- A number of people would like to see greater
pedestrian access to the river on the Eastside.
- There are a few suggestions of pedestrian-only
bridges and river crossing points.
- One suggestion was for a Tri-Met “people
ferry” across the Willamette.
2030] A pedestrian bridge that is lined
with trees, shops, and stands spans the
Willamette and becomes a destination itself
– the first bridge of its kind in North
America. Portland has become a kind of
twenty-first century Florence and an international
- Create safe pedestrian pathways
to bus stops in Southwest Portland.
- Improve evening lighting of some streets
and bus stops, which can be very dark.
- Find a way to reduce the problem of people
asking for money on the streets.
- Enhance the walkability of neighborhoods
by re-thinking the “strip” concept (e.g. SE
Hawthorne Boulevard, NW 23rd Avenue) in favor
of a more compact, multi-block “village” concept.
This would allow one to shop without having
to walk an entire strip.
can become a preferred mode of transportation
for the future.
- Portlanders want to see walking promoted
as a viable means of transportation.
- Portlanders also value walking for its health
benefits and community-building potential.
- Portlanders would like to see many more
children walking to school.

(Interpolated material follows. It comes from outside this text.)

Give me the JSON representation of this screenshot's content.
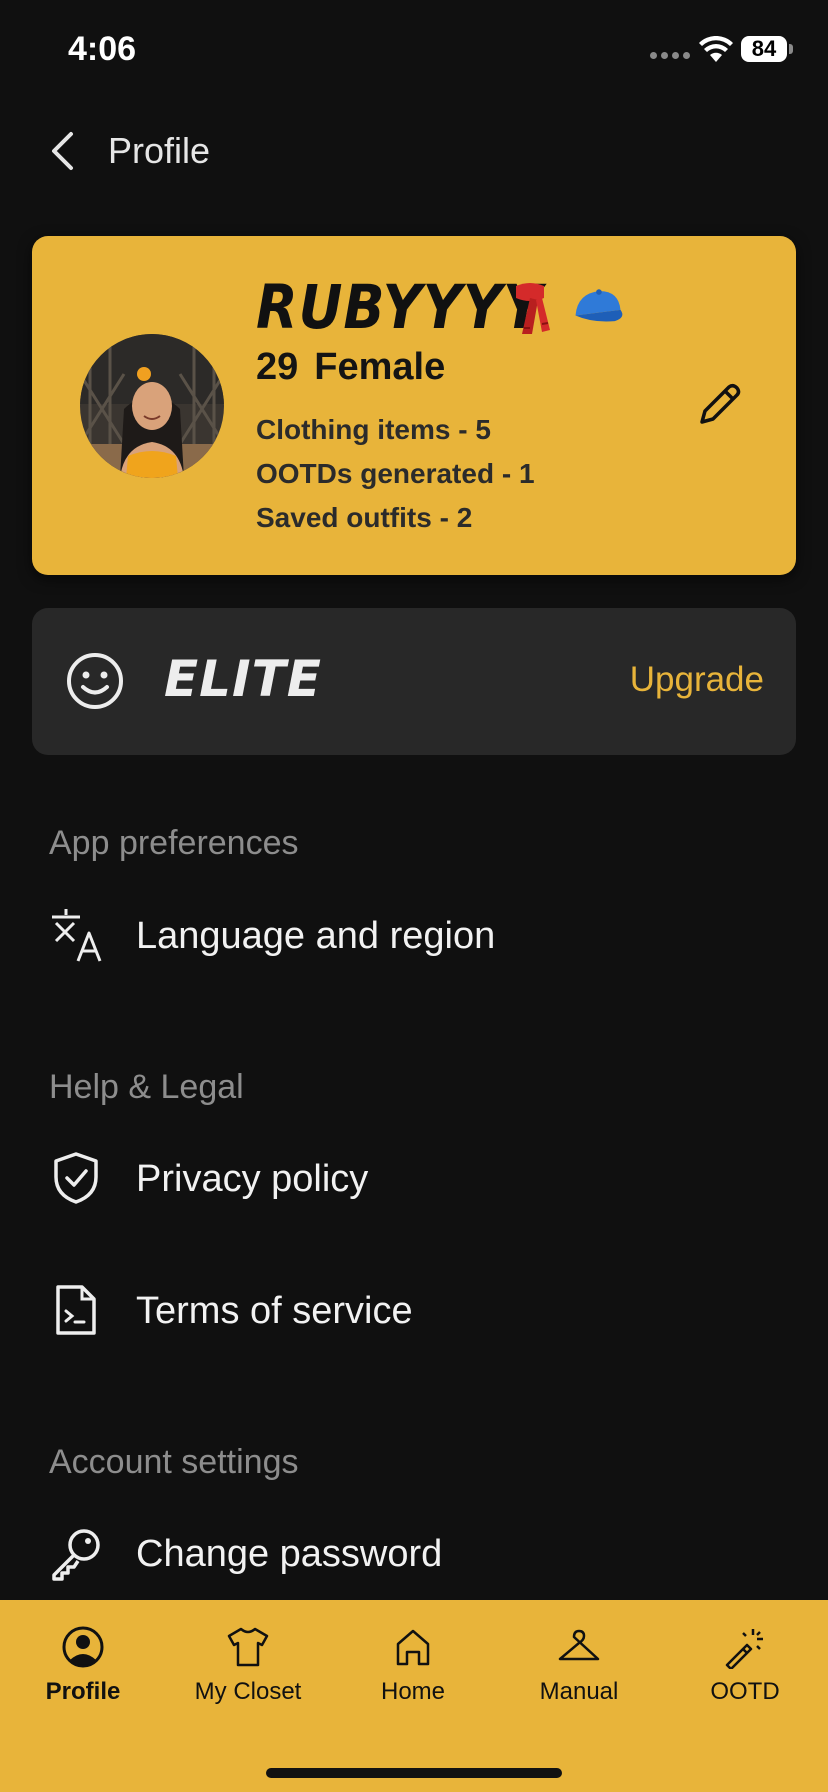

- In the future, many people will walk to
work because they will be able to afford to
live near their work and dedicated walking/biking
paths will make walking safe and enjoyable.
- More people will walk in their neighborhoods
because all neighborhoods will offer pedestrian
access to essential services, shopping districts
and community gathering places.
- In the future, people imagine many more
pedestrian-only areas, which will encourage
more people to walk. Suggestions for these
- Turn Fareless Square into a pedestrian-only
- Make the entire downtown core car-free;
- Convert NW 23rd Avenue into a pedestrian-only
- Convert some neighborhood streets into
2030] 50 % of the population commutes
by bike, foot, or public transportation.
Neighborhood shopping, health services,
and social services allow people to avoid
taking their car… and allow neighbors
to run into each other while supporting
2030] Services, such as grocery stores
with quality, affordable food products,
healthcare, entertainment, restaurants,
etc… will be within walking distance (maximum
of a quarter mile) to every resident.”
2030] There is a pedestrian mall for several
of the downtown blocks and several smaller
zones in the city ‘neighborhoods’ have
imitated this model with good economic
and aesthetic results.”
- Encourage people in the suburbs
to walk more.
- “Invest in neighborhood business districts
to create a more pedestrian and transit-oriented
- “To achieve a pedestrian-friendly city,
conduct studies of other cities such as
those in Europe who have successfully achieved
that. Bring business to the table to get
- “It would be great if each neighborhood
or section could close their streets one
day each week to make them into a pedestrian
mall. This could be done on a rotating basis.”
- Create more walking trails and sidewalks